§ What to produce: Set down the data again word for word. Skip any pictures.

[Web page and app entries]
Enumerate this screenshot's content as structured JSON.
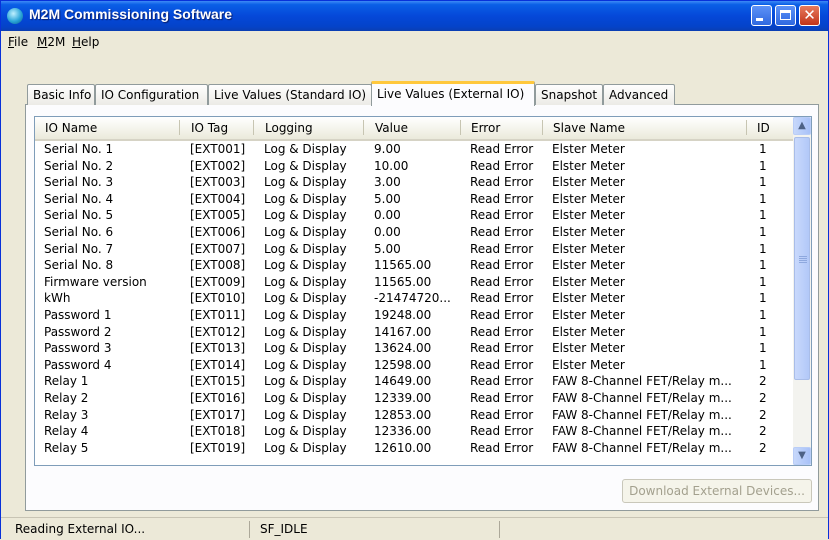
{
  "window": {
    "title": "M2M Commissioning Software"
  },
  "menu": [
    {
      "label": "File",
      "u": "F",
      "rest": "ile"
    },
    {
      "label": "M2M",
      "u": "M",
      "rest": "2M"
    },
    {
      "label": "Help",
      "u": "H",
      "rest": "elp"
    }
  ],
  "tabs": [
    "Basic Info",
    "IO Configuration",
    "Live Values (Standard IO)",
    "Live Values (External IO)",
    "Snapshot",
    "Advanced"
  ],
  "active_tab": "Live Values (External IO)",
  "table": {
    "columns": [
      "IO Name",
      "IO Tag",
      "Logging",
      "Value",
      "Error",
      "Slave Name",
      "ID"
    ],
    "rows": [
      [
        "Serial No. 1",
        "[EXT001]",
        "Log & Display",
        "9.00",
        "Read Error",
        "Elster Meter",
        "1"
      ],
      [
        "Serial No. 2",
        "[EXT002]",
        "Log & Display",
        "10.00",
        "Read Error",
        "Elster Meter",
        "1"
      ],
      [
        "Serial No. 3",
        "[EXT003]",
        "Log & Display",
        "3.00",
        "Read Error",
        "Elster Meter",
        "1"
      ],
      [
        "Serial No. 4",
        "[EXT004]",
        "Log & Display",
        "5.00",
        "Read Error",
        "Elster Meter",
        "1"
      ],
      [
        "Serial No. 5",
        "[EXT005]",
        "Log & Display",
        "0.00",
        "Read Error",
        "Elster Meter",
        "1"
      ],
      [
        "Serial No. 6",
        "[EXT006]",
        "Log & Display",
        "0.00",
        "Read Error",
        "Elster Meter",
        "1"
      ],
      [
        "Serial No. 7",
        "[EXT007]",
        "Log & Display",
        "5.00",
        "Read Error",
        "Elster Meter",
        "1"
      ],
      [
        "Serial No. 8",
        "[EXT008]",
        "Log & Display",
        "11565.00",
        "Read Error",
        "Elster Meter",
        "1"
      ],
      [
        "Firmware version",
        "[EXT009]",
        "Log & Display",
        "11565.00",
        "Read Error",
        "Elster Meter",
        "1"
      ],
      [
        "kWh",
        "[EXT010]",
        "Log & Display",
        "-21474720...",
        "Read Error",
        "Elster Meter",
        "1"
      ],
      [
        "Password 1",
        "[EXT011]",
        "Log & Display",
        "19248.00",
        "Read Error",
        "Elster Meter",
        "1"
      ],
      [
        "Password 2",
        "[EXT012]",
        "Log & Display",
        "14167.00",
        "Read Error",
        "Elster Meter",
        "1"
      ],
      [
        "Password 3",
        "[EXT013]",
        "Log & Display",
        "13624.00",
        "Read Error",
        "Elster Meter",
        "1"
      ],
      [
        "Password 4",
        "[EXT014]",
        "Log & Display",
        "12598.00",
        "Read Error",
        "Elster Meter",
        "1"
      ],
      [
        "Relay 1",
        "[EXT015]",
        "Log & Display",
        "14649.00",
        "Read Error",
        "FAW 8-Channel FET/Relay m...",
        "2"
      ],
      [
        "Relay 2",
        "[EXT016]",
        "Log & Display",
        "12339.00",
        "Read Error",
        "FAW 8-Channel FET/Relay m...",
        "2"
      ],
      [
        "Relay 3",
        "[EXT017]",
        "Log & Display",
        "12853.00",
        "Read Error",
        "FAW 8-Channel FET/Relay m...",
        "2"
      ],
      [
        "Relay 4",
        "[EXT018]",
        "Log & Display",
        "12336.00",
        "Read Error",
        "FAW 8-Channel FET/Relay m...",
        "2"
      ],
      [
        "Relay 5",
        "[EXT019]",
        "Log & Display",
        "12610.00",
        "Read Error",
        "FAW 8-Channel FET/Relay m...",
        "2"
      ]
    ]
  },
  "download_button": "Download External Devices...",
  "status": {
    "message": "Reading External IO...",
    "state": "SF_IDLE"
  },
  "icons": {
    "app": "m2m-app-icon",
    "minimize": "minimize-icon",
    "maximize": "maximize-icon",
    "close": "close-icon",
    "scroll_up": "scroll-up-arrow-icon",
    "scroll_down": "scroll-down-arrow-icon"
  },
  "colors": {
    "titlebar": "#0548d9",
    "active_tab_accent": "#ffc83c",
    "window_bg": "#ece9d8"
  }
}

§ Answer space:
Enumerate this screenshot's content as structured JSON.
{
  "window": {
    "title": "M2M Commissioning Software"
  },
  "menu": [
    {
      "label": "File",
      "u": "F",
      "rest": "ile"
    },
    {
      "label": "M2M",
      "u": "M",
      "rest": "2M"
    },
    {
      "label": "Help",
      "u": "H",
      "rest": "elp"
    }
  ],
  "tabs": [
    "Basic Info",
    "IO Configuration",
    "Live Values (Standard IO)",
    "Live Values (External IO)",
    "Snapshot",
    "Advanced"
  ],
  "active_tab": "Live Values (External IO)",
  "table": {
    "columns": [
      "IO Name",
      "IO Tag",
      "Logging",
      "Value",
      "Error",
      "Slave Name",
      "ID"
    ],
    "rows": [
      [
        "Serial No. 1",
        "[EXT001]",
        "Log & Display",
        "9.00",
        "Read Error",
        "Elster Meter",
        "1"
      ],
      [
        "Serial No. 2",
        "[EXT002]",
        "Log & Display",
        "10.00",
        "Read Error",
        "Elster Meter",
        "1"
      ],
      [
        "Serial No. 3",
        "[EXT003]",
        "Log & Display",
        "3.00",
        "Read Error",
        "Elster Meter",
        "1"
      ],
      [
        "Serial No. 4",
        "[EXT004]",
        "Log & Display",
        "5.00",
        "Read Error",
        "Elster Meter",
        "1"
      ],
      [
        "Serial No. 5",
        "[EXT005]",
        "Log & Display",
        "0.00",
        "Read Error",
        "Elster Meter",
        "1"
      ],
      [
        "Serial No. 6",
        "[EXT006]",
        "Log & Display",
        "0.00",
        "Read Error",
        "Elster Meter",
        "1"
      ],
      [
        "Serial No. 7",
        "[EXT007]",
        "Log & Display",
        "5.00",
        "Read Error",
        "Elster Meter",
        "1"
      ],
      [
        "Serial No. 8",
        "[EXT008]",
        "Log & Display",
        "11565.00",
        "Read Error",
        "Elster Meter",
        "1"
      ],
      [
        "Firmware version",
        "[EXT009]",
        "Log & Display",
        "11565.00",
        "Read Error",
        "Elster Meter",
        "1"
      ],
      [
        "kWh",
        "[EXT010]",
        "Log & Display",
        "-21474720...",
        "Read Error",
        "Elster Meter",
        "1"
      ],
      [
        "Password 1",
        "[EXT011]",
        "Log & Display",
        "19248.00",
        "Read Error",
        "Elster Meter",
        "1"
      ],
      [
        "Password 2",
        "[EXT012]",
        "Log & Display",
        "14167.00",
        "Read Error",
        "Elster Meter",
        "1"
      ],
      [
        "Password 3",
        "[EXT013]",
        "Log & Display",
        "13624.00",
        "Read Error",
        "Elster Meter",
        "1"
      ],
      [
        "Password 4",
        "[EXT014]",
        "Log & Display",
        "12598.00",
        "Read Error",
        "Elster Meter",
        "1"
      ],
      [
        "Relay 1",
        "[EXT015]",
        "Log & Display",
        "14649.00",
        "Read Error",
        "FAW 8-Channel FET/Relay m...",
        "2"
      ],
      [
        "Relay 2",
        "[EXT016]",
        "Log & Display",
        "12339.00",
        "Read Error",
        "FAW 8-Channel FET/Relay m...",
        "2"
      ],
      [
        "Relay 3",
        "[EXT017]",
        "Log & Display",
        "12853.00",
        "Read Error",
        "FAW 8-Channel FET/Relay m...",
        "2"
      ],
      [
        "Relay 4",
        "[EXT018]",
        "Log & Display",
        "12336.00",
        "Read Error",
        "FAW 8-Channel FET/Relay m...",
        "2"
      ],
      [
        "Relay 5",
        "[EXT019]",
        "Log & Display",
        "12610.00",
        "Read Error",
        "FAW 8-Channel FET/Relay m...",
        "2"
      ]
    ]
  },
  "download_button": "Download External Devices...",
  "status": {
    "message": "Reading External IO...",
    "state": "SF_IDLE"
  },
  "icons": {
    "app": "m2m-app-icon",
    "minimize": "minimize-icon",
    "maximize": "maximize-icon",
    "close": "close-icon",
    "scroll_up": "scroll-up-arrow-icon",
    "scroll_down": "scroll-down-arrow-icon"
  },
  "colors": {
    "titlebar": "#0548d9",
    "active_tab_accent": "#ffc83c",
    "window_bg": "#ece9d8"
  }
}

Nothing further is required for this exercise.